TRY IT: Work out how many lines in the following entries contain the string "this", and write only that number.

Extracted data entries
• • •

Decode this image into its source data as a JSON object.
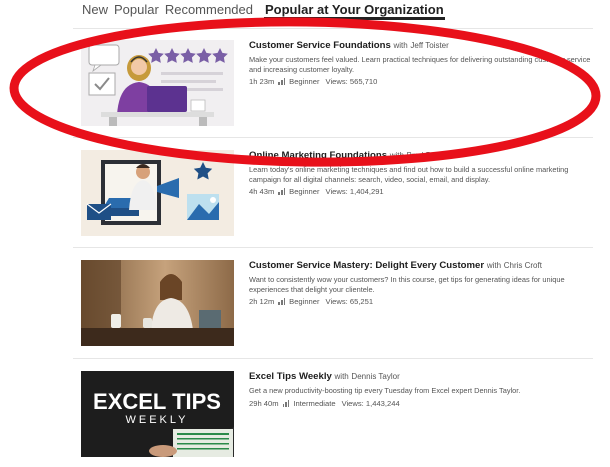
{
  "tabs": [
    {
      "label": "New"
    },
    {
      "label": "Popular"
    },
    {
      "label": "Recommended"
    },
    {
      "label": "Popular at Your Organization",
      "active": true
    }
  ],
  "author_prefix": "with",
  "courses": [
    {
      "title": "Customer Service Foundations",
      "author": "Jeff Toister",
      "description": "Make your customers feel valued. Learn practical techniques for delivering outstanding customer service and increasing customer loyalty.",
      "duration": "1h 23m",
      "level": "Beginner",
      "views": "Views: 565,710"
    },
    {
      "title": "Online Marketing Foundations",
      "author": "Brad Batesole",
      "description": "Learn today's online marketing techniques and find out how to build a successful online marketing campaign for all digital channels: search, video, social, email, and display.",
      "duration": "4h 43m",
      "level": "Beginner",
      "views": "Views: 1,404,291"
    },
    {
      "title": "Customer Service Mastery: Delight Every Customer",
      "author": "Chris Croft",
      "description": "Want to consistently wow your customers? In this course, get tips for generating ideas for unique experiences that delight your clientele.",
      "duration": "2h 12m",
      "level": "Beginner",
      "views": "Views: 65,251"
    },
    {
      "title": "Excel Tips Weekly",
      "author": "Dennis Taylor",
      "description": "Get a new productivity-boosting tip every Tuesday from Excel expert Dennis Taylor.",
      "duration": "29h 40m",
      "level": "Intermediate",
      "views": "Views: 1,443,244",
      "thumb_title": "EXCEL TIPS",
      "thumb_subtitle": "WEEKLY"
    }
  ],
  "colors": {
    "annotation_red": "#e8101a",
    "star_purple": "#7a5fa6",
    "marketing_navy": "#1f4f86"
  }
}
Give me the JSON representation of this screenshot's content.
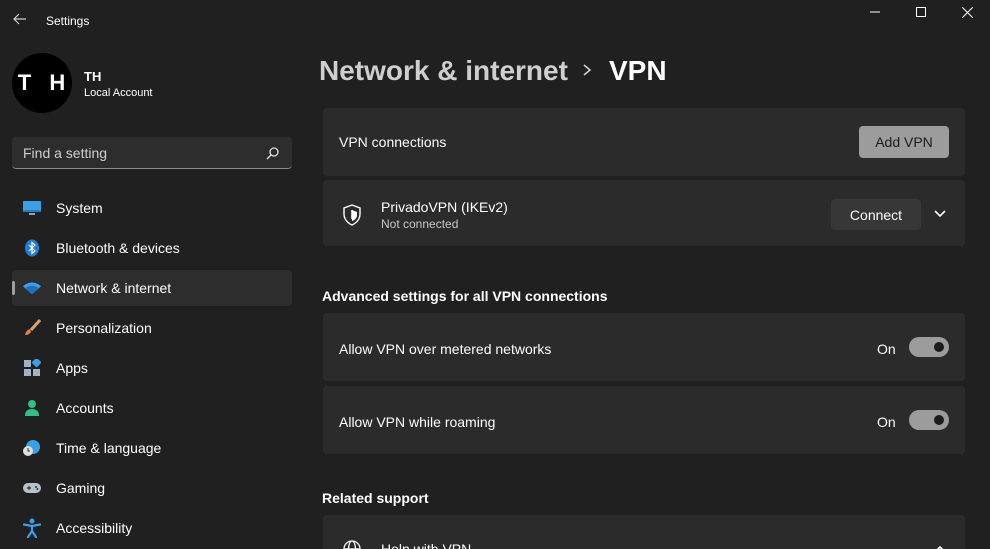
{
  "window": {
    "title": "Settings"
  },
  "profile": {
    "initials": "T H",
    "name": "TH",
    "account_type": "Local Account"
  },
  "search": {
    "placeholder": "Find a setting"
  },
  "sidebar": {
    "items": [
      {
        "label": "System",
        "icon": "system-monitor-icon",
        "active": false
      },
      {
        "label": "Bluetooth & devices",
        "icon": "bluetooth-icon",
        "active": false
      },
      {
        "label": "Network & internet",
        "icon": "wifi-icon",
        "active": true
      },
      {
        "label": "Personalization",
        "icon": "brush-icon",
        "active": false
      },
      {
        "label": "Apps",
        "icon": "apps-icon",
        "active": false
      },
      {
        "label": "Accounts",
        "icon": "person-icon",
        "active": false
      },
      {
        "label": "Time & language",
        "icon": "globe-clock-icon",
        "active": false
      },
      {
        "label": "Gaming",
        "icon": "gamepad-icon",
        "active": false
      },
      {
        "label": "Accessibility",
        "icon": "accessibility-icon",
        "active": false
      }
    ]
  },
  "breadcrumb": {
    "parent": "Network & internet",
    "current": "VPN"
  },
  "vpn_connections": {
    "label": "VPN connections",
    "add_button": "Add VPN"
  },
  "vpn_entry": {
    "name": "PrivadoVPN (IKEv2)",
    "status": "Not connected",
    "connect_button": "Connect"
  },
  "advanced": {
    "title": "Advanced settings for all VPN connections",
    "settings": [
      {
        "label": "Allow VPN over metered networks",
        "state": "On",
        "on": true
      },
      {
        "label": "Allow VPN while roaming",
        "state": "On",
        "on": true
      }
    ]
  },
  "related": {
    "title": "Related support",
    "item": "Help with VPN"
  },
  "colors": {
    "background": "#202020",
    "card": "#2b2b2b",
    "accent_blue": "#0078d4",
    "toggle": "#9c9c9c"
  }
}
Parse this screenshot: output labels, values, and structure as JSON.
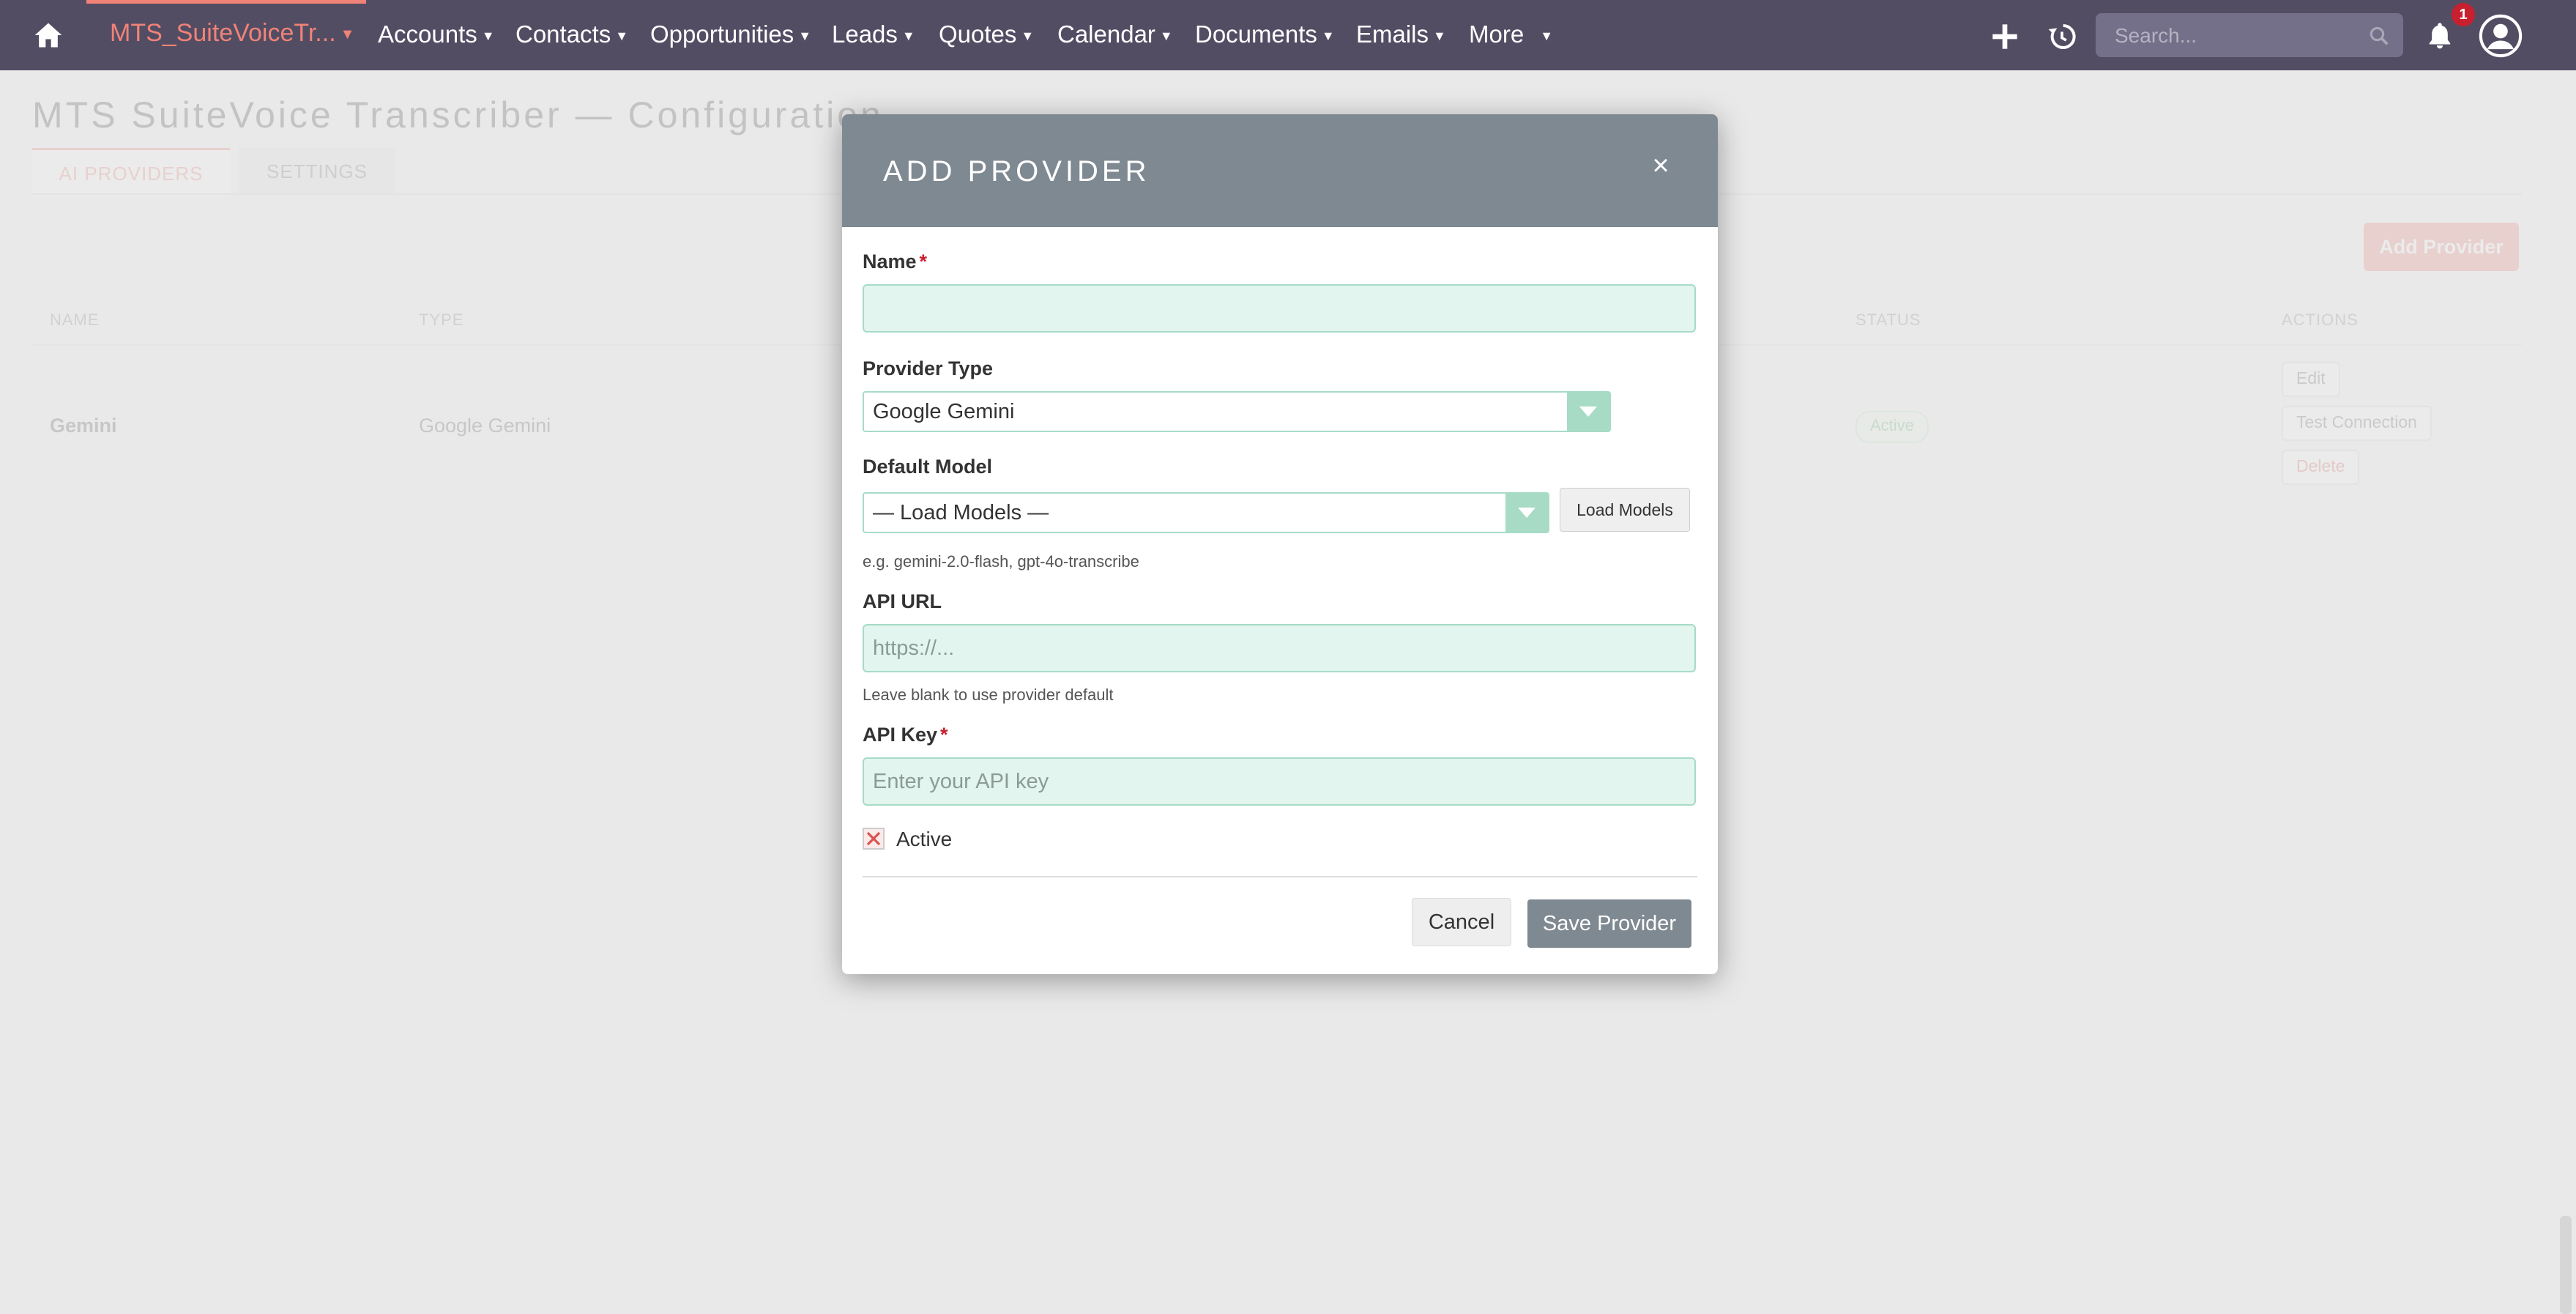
{
  "nav": {
    "current_module": "MTS_SuiteVoiceTr...",
    "items": [
      {
        "label": "Accounts"
      },
      {
        "label": "Contacts"
      },
      {
        "label": "Opportunities"
      },
      {
        "label": "Leads"
      },
      {
        "label": "Quotes"
      },
      {
        "label": "Calendar"
      },
      {
        "label": "Documents"
      },
      {
        "label": "Emails"
      },
      {
        "label": "More"
      }
    ],
    "search_placeholder": "Search...",
    "notification_count": "1",
    "icons": [
      "home-icon",
      "plus-icon",
      "history-icon",
      "search-icon",
      "bell-icon",
      "user-icon"
    ]
  },
  "page": {
    "title": "MTS SuiteVoice Transcriber — Configuration",
    "tabs": [
      {
        "label": "AI PROVIDERS",
        "active": true
      },
      {
        "label": "SETTINGS",
        "active": false
      }
    ],
    "add_provider_label": "Add Provider",
    "table": {
      "headers": {
        "name": "NAME",
        "type": "TYPE",
        "status": "STATUS",
        "actions": "ACTIONS"
      },
      "rows": [
        {
          "name": "Gemini",
          "type": "Google Gemini",
          "status": "Active",
          "actions": [
            "Edit",
            "Test Connection",
            "Delete"
          ]
        }
      ]
    }
  },
  "modal": {
    "title": "ADD PROVIDER",
    "close_symbol": "×",
    "name": {
      "label": "Name",
      "required_mark": "*",
      "value": "",
      "placeholder": ""
    },
    "provider_type": {
      "label": "Provider Type",
      "selected": "Google Gemini"
    },
    "default_model": {
      "label": "Default Model",
      "selected": "— Load Models —",
      "load_button": "Load Models",
      "help": "e.g. gemini-2.0-flash, gpt-4o-transcribe"
    },
    "api_url": {
      "label": "API URL",
      "value": "",
      "placeholder": "https://...",
      "help": "Leave blank to use provider default"
    },
    "api_key": {
      "label": "API Key",
      "required_mark": "*",
      "value": "",
      "placeholder": "Enter your API key"
    },
    "active": {
      "label": "Active",
      "checked": false
    },
    "cancel_label": "Cancel",
    "save_label": "Save Provider"
  },
  "colors": {
    "nav_bg": "#534d64",
    "accent": "#f08377",
    "modal_header": "#7f8992",
    "input_bg": "#e2f5ee",
    "input_border": "#a7dbc6",
    "required": "#c8202e"
  }
}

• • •

RESULT OF THE TASK: 4